- You can work flexibly – if you need to take a few months off, you will be able to do so provided that you’ve set money aside
- You have the sense that you are your own boss, and you are in control of your own working destiny
- You’ll build up a broader base of knowledge and contacts, thanks to working in a wider variety of environments and with a larger range of people
- However, you will have to look after your own financial affairs, including taxes
- You probably won’t be entitled to any other employment benefits
- You won’t have the certainty of long-term employment
- You’ll have a regular income, and you’ll be able to plan much further ahead
- You may receive some other employment benefits, such as pension contributions
- There may be a clearer route for career progression
- However, you are likely to be paid much less by the hour or day
- You’ll be tied to one employer, and you may find this restricting
Contract vs permanent work – the tax implications
If you’re considering starting contract work, it’s important that you understand the potential tax implications.
To begin with, it is likely that you will be treated as self-employed, meaning that you will have to look after your own tax affairs.
However, contract workers should make themselves familiar with tax legislation called IR35. This is designed to combat ‘disguised employment’ – that is, when an individual is to all intents and purposes employed, but is considered self-employed by the employer.

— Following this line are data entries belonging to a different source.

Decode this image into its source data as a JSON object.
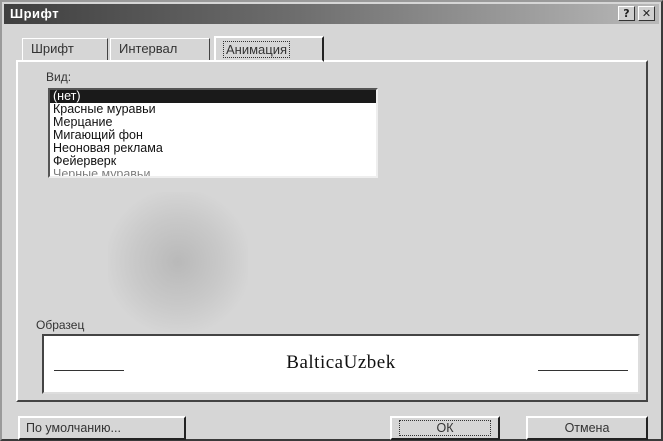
{
  "window": {
    "title": "Шрифт",
    "help_button": "?",
    "close_button": "✕"
  },
  "tabs": [
    {
      "label": "Шрифт",
      "active": false
    },
    {
      "label": "Интервал",
      "active": false
    },
    {
      "label": "Анимация",
      "active": true
    }
  ],
  "animation": {
    "vid_label": "Вид:",
    "items": [
      {
        "label": "(нет)",
        "selected": true
      },
      {
        "label": "Красные муравьи",
        "selected": false
      },
      {
        "label": "Мерцание",
        "selected": false
      },
      {
        "label": "Мигающий фон",
        "selected": false
      },
      {
        "label": "Неоновая реклама",
        "selected": false
      },
      {
        "label": "Фейерверк",
        "selected": false
      },
      {
        "label": "Черные муравьи",
        "selected": false
      }
    ]
  },
  "sample": {
    "label": "Образец",
    "text": "BalticaUzbek"
  },
  "buttons": {
    "default_label": "По умолчанию...",
    "ok_label": "ОК",
    "cancel_label": "Отмена"
  }
}
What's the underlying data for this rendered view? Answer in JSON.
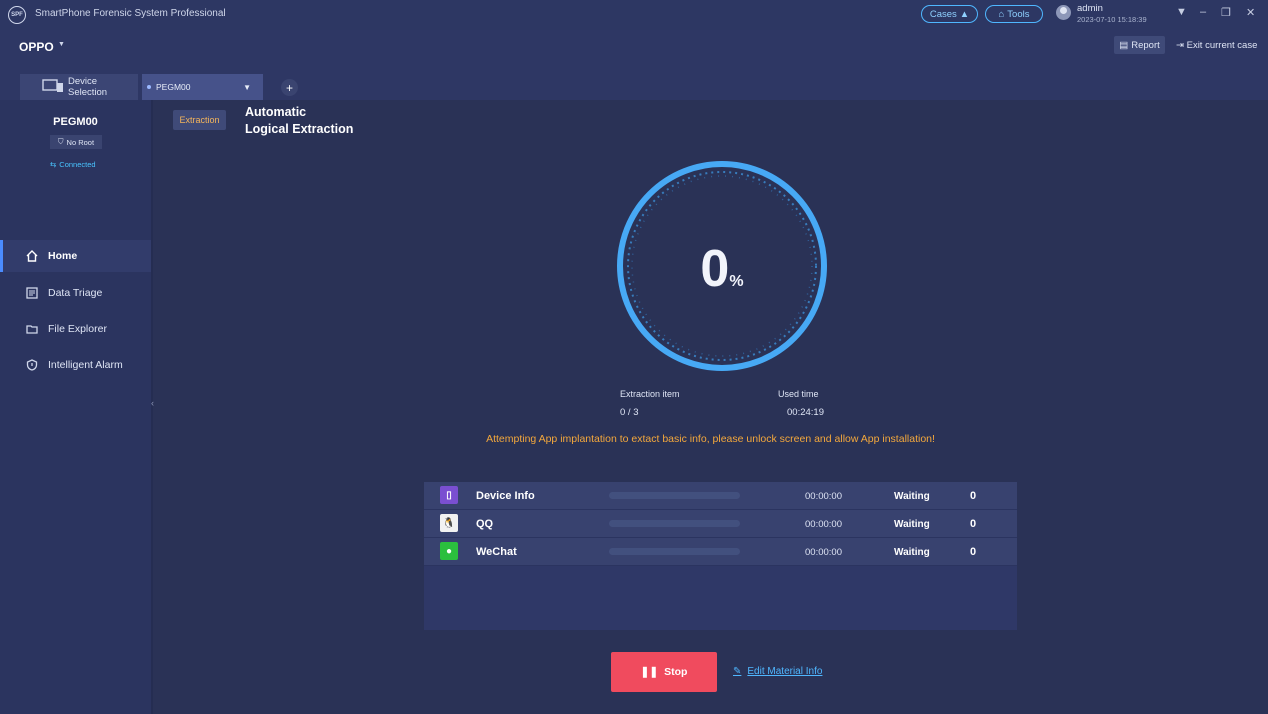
{
  "window": {
    "logo_text": "SPF",
    "app_title": "SmartPhone Forensic System Professional",
    "cases_label": "Cases",
    "tools_label": "Tools",
    "user": "admin",
    "datetime": "2023-07-10 15:18:39"
  },
  "subbar": {
    "brand": "OPPO",
    "report_label": "Report",
    "exit_label": "Exit current case",
    "device_selection_label": "Device Selection",
    "selected_device": "PEGM00"
  },
  "sidebar": {
    "device_name": "PEGM00",
    "root_status": "No Root",
    "connection": "Connected",
    "items": [
      {
        "label": "Home",
        "icon": "home-icon"
      },
      {
        "label": "Data Triage",
        "icon": "triage-icon"
      },
      {
        "label": "File Explorer",
        "icon": "folder-icon"
      },
      {
        "label": "Intelligent Alarm",
        "icon": "alarm-icon"
      }
    ]
  },
  "main": {
    "chip": "Extraction",
    "headline_line1": "Automatic",
    "headline_line2": "Logical Extraction",
    "progress_percent": 0,
    "progress_num": "0",
    "progress_sym": "%",
    "extraction_item_label": "Extraction item",
    "extraction_item_value": "0 / 3",
    "used_time_label": "Used time",
    "used_time_value": "00:24:19",
    "warning": "Attempting App implantation to extact basic info, please unlock screen and allow App installation!",
    "items": [
      {
        "name": "Device Info",
        "time": "00:00:00",
        "status": "Waiting",
        "count": "0",
        "progress": 0
      },
      {
        "name": "QQ",
        "time": "00:00:00",
        "status": "Waiting",
        "count": "0",
        "progress": 0
      },
      {
        "name": "WeChat",
        "time": "00:00:00",
        "status": "Waiting",
        "count": "0",
        "progress": 0
      }
    ],
    "stop_label": "Stop",
    "edit_label": "Edit Material Info"
  },
  "colors": {
    "accent": "#4fb7ff",
    "warning": "#f4a83c",
    "stop": "#f04b5e",
    "chip_text": "#f4b55b"
  }
}
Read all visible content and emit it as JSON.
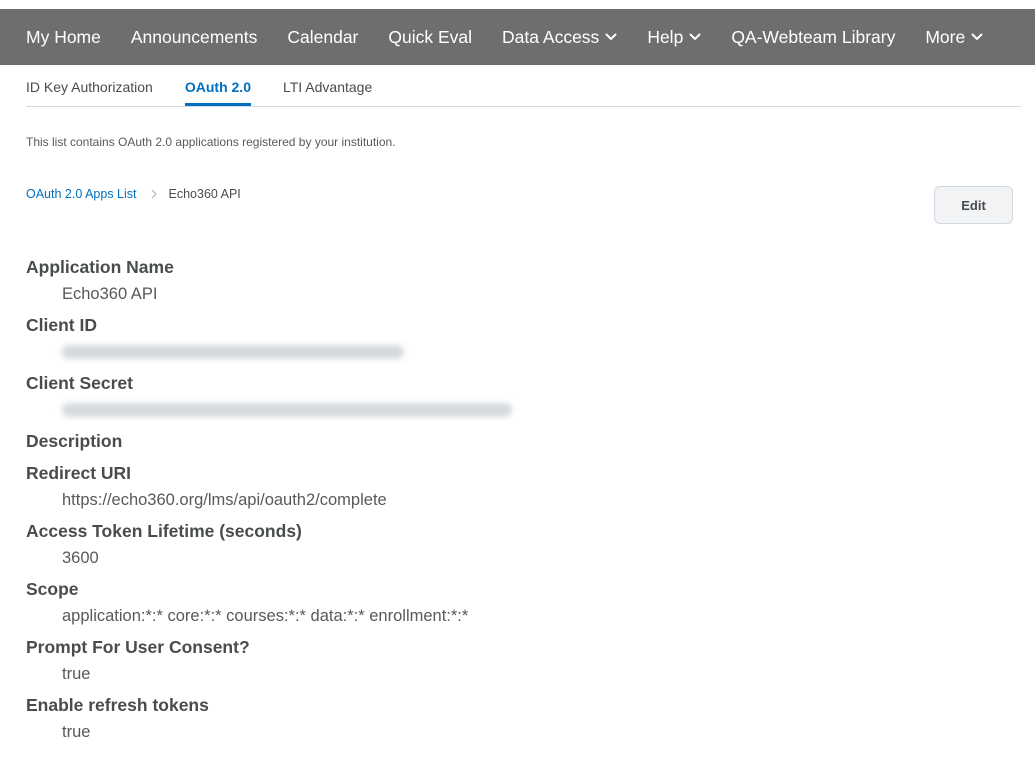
{
  "nav": {
    "items": [
      {
        "label": "My Home",
        "dropdown": false
      },
      {
        "label": "Announcements",
        "dropdown": false
      },
      {
        "label": "Calendar",
        "dropdown": false
      },
      {
        "label": "Quick Eval",
        "dropdown": false
      },
      {
        "label": "Data Access",
        "dropdown": true
      },
      {
        "label": "Help",
        "dropdown": true
      },
      {
        "label": "QA-Webteam Library",
        "dropdown": false
      },
      {
        "label": "More",
        "dropdown": true
      }
    ]
  },
  "tabs": [
    {
      "label": "ID Key Authorization",
      "active": false
    },
    {
      "label": "OAuth 2.0",
      "active": true
    },
    {
      "label": "LTI Advantage",
      "active": false
    }
  ],
  "intro_text": "This list contains OAuth 2.0 applications registered by your institution.",
  "breadcrumb": {
    "parent": "OAuth 2.0 Apps List",
    "current": "Echo360 API"
  },
  "edit_label": "Edit",
  "fields": {
    "application_name": {
      "label": "Application Name",
      "value": "Echo360 API"
    },
    "client_id": {
      "label": "Client ID",
      "value": ""
    },
    "client_secret": {
      "label": "Client Secret",
      "value": ""
    },
    "description": {
      "label": "Description",
      "value": ""
    },
    "redirect_uri": {
      "label": "Redirect URI",
      "value": "https://echo360.org/lms/api/oauth2/complete"
    },
    "token_lifetime": {
      "label": "Access Token Lifetime (seconds)",
      "value": "3600"
    },
    "scope": {
      "label": "Scope",
      "value": "application:*:* core:*:* courses:*:* data:*:* enrollment:*:*"
    },
    "prompt_consent": {
      "label": "Prompt For User Consent?",
      "value": "true"
    },
    "refresh_tokens": {
      "label": "Enable refresh tokens",
      "value": "true"
    }
  },
  "colors": {
    "navbar": "#6e6e6e",
    "accent": "#006fbf",
    "text": "#494c4e"
  }
}
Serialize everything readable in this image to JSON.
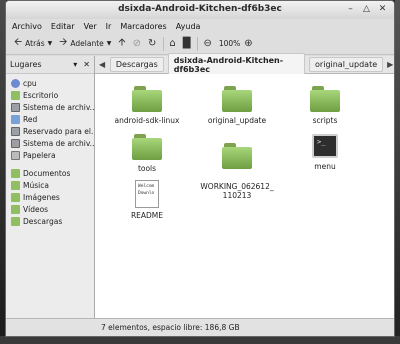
{
  "window": {
    "title": "dsixda-Android-Kitchen-df6b3ec"
  },
  "menu": [
    "Archivo",
    "Editar",
    "Ver",
    "Ir",
    "Marcadores",
    "Ayuda"
  ],
  "toolbar": {
    "back": "Atrás",
    "forward": "Adelante",
    "zoom": "100%"
  },
  "sidebar": {
    "header": "Lugares",
    "items": [
      {
        "label": "cpu",
        "icon": "cpu-icon"
      },
      {
        "label": "Escritorio",
        "icon": "folder-icon"
      },
      {
        "label": "Sistema de archiv...",
        "icon": "drive-icon"
      },
      {
        "label": "Red",
        "icon": "network-icon"
      },
      {
        "label": "Reservado para el...",
        "icon": "drive-icon"
      },
      {
        "label": "Sistema de archiv...",
        "icon": "drive-icon"
      },
      {
        "label": "Papelera",
        "icon": "trash-icon"
      },
      {
        "label": "Documentos",
        "icon": "folder-icon"
      },
      {
        "label": "Música",
        "icon": "folder-icon"
      },
      {
        "label": "Imágenes",
        "icon": "folder-icon"
      },
      {
        "label": "Vídeos",
        "icon": "folder-icon"
      },
      {
        "label": "Descargas",
        "icon": "folder-icon"
      }
    ]
  },
  "pathbar": {
    "crumbs": [
      "Descargas",
      "dsixda-Android-Kitchen-df6b3ec",
      "original_update"
    ]
  },
  "files": [
    {
      "name": "android-sdk-linux",
      "type": "folder"
    },
    {
      "name": "original_update",
      "type": "folder"
    },
    {
      "name": "scripts",
      "type": "folder"
    },
    {
      "name": "tools",
      "type": "folder"
    },
    {
      "name": "WORKING_062612_\n110213",
      "type": "folder"
    },
    {
      "name": "menu",
      "type": "executable"
    },
    {
      "name": "README",
      "type": "text"
    }
  ],
  "readme_preview": [
    "Welcom",
    "Downlo"
  ],
  "status": "7 elementos, espacio libre: 186,8 GB",
  "colors": {
    "folder": "#8fbf62",
    "selection": "#a8c98b"
  }
}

Falling foul of IR35 can cause serious financial headaches for contract workers, and it’s important that you take steps to avoid it, particularly when drawing up contracts. You can read our comprehensive guide to IR35 for more information.